Indeed, Winston Binch, chief digital officer at Deutsch North America, suggests that the tech scene's beachfront sideshow is becoming the main event at Cannes. "Cannes says a lot of what is going on in the industry: Brands are currency and everyone wants a piece of the action," Binch said. "There's never been more competition and I welcome that. It forces us to innovate and to bring higher-quality and more impactful ideas to our clients that work harder. As an agency person, you can be reticent about the platforms, but they work."

For its part, Facebook has been on a hiring spree, snagging senior client-side marketers for its sales team, said Rich Guest, president of Tribal Worldwide. "I don't think they're acting in a sales capacity, but a consulting capacity," Guest said. "They get a lot of points, in my opinion, for having people who really understand the challenges and opportunities that client-side marketers are wrestling with and for being able to package their platforms for specific marketers."

Some of those hires are now part of Facebook's Creative Shop, a 200-person team that will guide the tech titan at Cannes in areas like programming or how to approach a specific meeting with a certain client.

Although the entire unit won't be at the event, this year will mark the Creative Shop's biggest presence, said Carolyn Everson, VP-global marketing solutions at Facebook. "The notion is oftentimes creative leaders want to talk to other creative leaders, so we wanted to have a team of people that the creative community really felt were like their peers," Everson said.

Facebook and Google have become so important that major outfits like Johnson & Johnson and Mars Inc. have hired people solely to manage dealing with them.

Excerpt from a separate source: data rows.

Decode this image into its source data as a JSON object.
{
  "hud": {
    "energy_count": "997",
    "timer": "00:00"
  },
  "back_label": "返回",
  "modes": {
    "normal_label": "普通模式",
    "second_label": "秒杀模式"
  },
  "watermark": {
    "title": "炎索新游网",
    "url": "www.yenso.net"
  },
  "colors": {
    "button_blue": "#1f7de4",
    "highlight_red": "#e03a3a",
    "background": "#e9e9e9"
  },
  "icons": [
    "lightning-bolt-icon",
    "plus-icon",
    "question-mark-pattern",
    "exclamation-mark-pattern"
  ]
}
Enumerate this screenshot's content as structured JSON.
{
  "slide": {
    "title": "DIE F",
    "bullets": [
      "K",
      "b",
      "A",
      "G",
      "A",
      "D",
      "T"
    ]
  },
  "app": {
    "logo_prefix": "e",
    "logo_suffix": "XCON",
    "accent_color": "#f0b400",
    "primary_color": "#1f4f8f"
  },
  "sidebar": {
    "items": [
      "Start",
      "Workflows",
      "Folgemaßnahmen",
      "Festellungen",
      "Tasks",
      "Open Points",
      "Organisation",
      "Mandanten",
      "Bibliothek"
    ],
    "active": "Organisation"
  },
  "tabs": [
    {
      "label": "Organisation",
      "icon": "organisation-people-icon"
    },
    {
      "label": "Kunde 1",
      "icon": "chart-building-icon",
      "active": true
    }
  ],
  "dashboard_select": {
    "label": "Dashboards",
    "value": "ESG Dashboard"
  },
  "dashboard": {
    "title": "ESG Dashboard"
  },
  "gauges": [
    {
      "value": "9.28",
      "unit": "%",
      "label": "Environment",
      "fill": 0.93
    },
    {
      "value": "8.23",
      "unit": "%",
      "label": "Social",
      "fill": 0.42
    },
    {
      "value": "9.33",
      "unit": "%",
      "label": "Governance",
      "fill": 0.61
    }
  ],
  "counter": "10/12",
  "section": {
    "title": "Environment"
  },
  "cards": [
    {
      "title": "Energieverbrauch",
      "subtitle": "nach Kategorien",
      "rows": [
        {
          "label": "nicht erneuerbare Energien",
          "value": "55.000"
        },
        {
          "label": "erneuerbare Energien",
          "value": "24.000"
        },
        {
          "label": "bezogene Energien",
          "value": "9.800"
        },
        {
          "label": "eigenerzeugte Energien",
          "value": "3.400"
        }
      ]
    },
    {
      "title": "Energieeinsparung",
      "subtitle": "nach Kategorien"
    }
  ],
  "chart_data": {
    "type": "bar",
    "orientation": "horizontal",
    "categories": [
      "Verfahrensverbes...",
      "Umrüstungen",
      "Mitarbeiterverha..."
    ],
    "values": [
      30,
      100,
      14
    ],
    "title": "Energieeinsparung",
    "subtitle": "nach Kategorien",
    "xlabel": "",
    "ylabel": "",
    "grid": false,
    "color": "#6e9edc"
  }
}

"We've invested much more in our agency ecosystem and our partnerships across the board," said Tara Walpert Levy, VP-agency and media solutions at Google.

Kevin Gentzel, chief revenue officer of USA Today Network, said it's going to be an uphill fight with tech companies at Cannes. Gentzel (reasonably) doesn't intend to dethrone Google or Facebook, but instead wants to be No. 3, a spot for which companies like Amazon, Snap and Deloitte Digital are all fighting. "To us, it's not about outspending a big tech Goliath that has seemingly infinite funds to spend on yachts and celebrities showing up at parties," he said. "Maybe there is a great opportunity right now to capitalize on great content and the importance of context in a way that will really move the needle for brands that improves purchase intent and favorability."